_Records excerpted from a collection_
= = = = =
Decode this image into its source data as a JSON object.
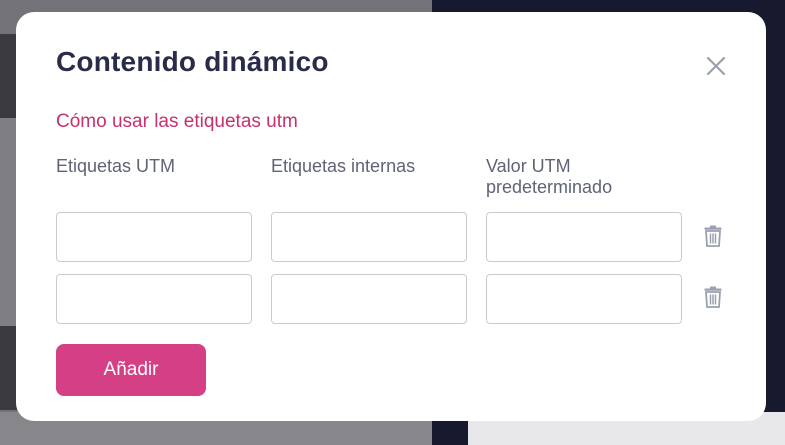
{
  "modal": {
    "title": "Contenido dinámico",
    "help_link": "Cómo usar las etiquetas utm",
    "columns": [
      "Etiquetas UTM",
      "Etiquetas internas",
      "Valor UTM predeterminado"
    ],
    "rows": [
      {
        "utm_tag": "",
        "internal_tag": "",
        "default_value": ""
      },
      {
        "utm_tag": "",
        "internal_tag": "",
        "default_value": ""
      }
    ],
    "add_label": "Añadir"
  },
  "icons": {
    "close": "close-icon",
    "delete": "trash-icon"
  },
  "colors": {
    "title": "#2a2b4a",
    "link": "#c7306e",
    "accent": "#d53f86",
    "icon": "#9aa0ad"
  }
}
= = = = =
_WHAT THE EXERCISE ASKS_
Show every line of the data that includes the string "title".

_EXERCISE OUTPUT_
    "title": "Contenido dinámico",
    "title": "#2a2b4a",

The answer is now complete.